I have learned to be patient, that it is sometimes important to sit back and not over-prepare, to let things come to me out of the aether. It is always amazing to stumble across exactly the thing I need, in the strangest place, the last place I would think to be looking. This process of suddenly finding a piece of information that illuminates a plot complication or a character or cultural question in just exactly the right way to complement the story happens again and again. I don’t know how to explain it.

Yet I do also do a great deal of targeted research and landscape creation to order to build up as grounded a reality as I can manage.

SO: I build a basic scaffolding (the big picture) and enough details to give me a fundamental sense of place. From that point forward big and small develop in tandom. The map reveals the territory. Details limn the culture.

For the Crossroads trilogy I put together several 3-ring binders with lists and lists of details, things like a list of the names of plants and foods, information on the gods and the cosmology, and even a cost of living table (so useful!). [A wiki would serve the same purpose.] By having them available for easy reference, it is easy to make things consistent and to build on what has come before.

As well, these details really do illuminate the larger culture in a way a long chronology of the land’s history would not (although I usually have a version of that, too). I find that material culture and the religious, cosmological, and artistic sensibilities of a place are crucial to the way I write. I want to know how they grow food and how exchange works in the culture, not just a list of kings or wars.

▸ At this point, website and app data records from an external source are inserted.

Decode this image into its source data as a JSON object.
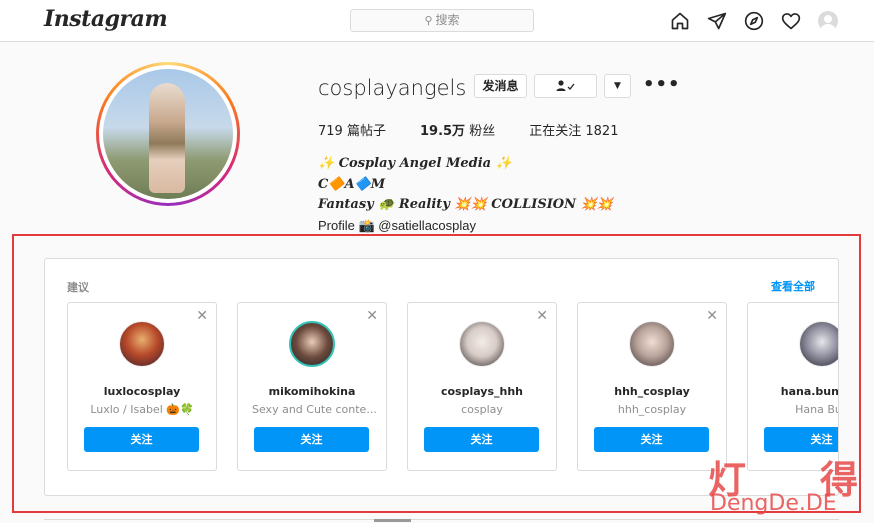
{
  "header": {
    "logo": "Instagram",
    "search_placeholder": "搜索",
    "nav_icons": [
      "home-icon",
      "send-icon",
      "explore-icon",
      "heart-icon",
      "profile-avatar"
    ]
  },
  "profile": {
    "username": "cosplayangels",
    "message_button": "发消息",
    "following_button_icon": "person-check-icon",
    "more_dropdown_icon": "chevron-down-icon",
    "options_icon": "more-icon",
    "stats": {
      "posts_value": "719",
      "posts_label": "篇帖子",
      "followers_value": "19.5万",
      "followers_label": "粉丝",
      "following_label": "正在关注",
      "following_value": "1821"
    },
    "bio": [
      "✨ Cosplay Angel Media ✨",
      "C🔶A🔷M",
      "Fantasy 🐢 Reality 💥💥 COLLISION 💥💥",
      "Profile 📸 @satiellacosplay"
    ]
  },
  "suggestions": {
    "title": "建议",
    "see_all": "查看全部",
    "follow_label": "关注",
    "cards": [
      {
        "name": "luxlocosplay",
        "sub": "Luxlo / Isabel 🎃🍀"
      },
      {
        "name": "mikomihokina",
        "sub": "Sexy and Cute conte..."
      },
      {
        "name": "cosplays_hhh",
        "sub": "cosplay"
      },
      {
        "name": "hhh_cosplay",
        "sub": "hhh_cosplay"
      },
      {
        "name": "hana.bunny_l",
        "sub": "Hana Bun"
      }
    ]
  },
  "watermark": {
    "top_left": "灯",
    "top_right": "得",
    "bottom": "DengDe.DE"
  },
  "colors": {
    "accent": "#0095f6",
    "highlight_border": "#e33b3b",
    "watermark": "#e84a4a"
  }
}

Characters have an identity that has to do with who they are, where they live, and who their ancestors are/background is. People do not live in a vacuum; they are influenced by their surrounding culture(s) and by their interactions, by their upbringings and their assumptions and elements such as their basic material well being and their understanding of how society and the people around them view them and what their space may be or should be in society.

My goal is always to create an architecture of a world that has both the frame and the ornament, if you will. I have to have a sense of what I want to build before I can truly start but I also have to leave myself open to the unexpected discovery. For me, the heart of world-building lies in that balance.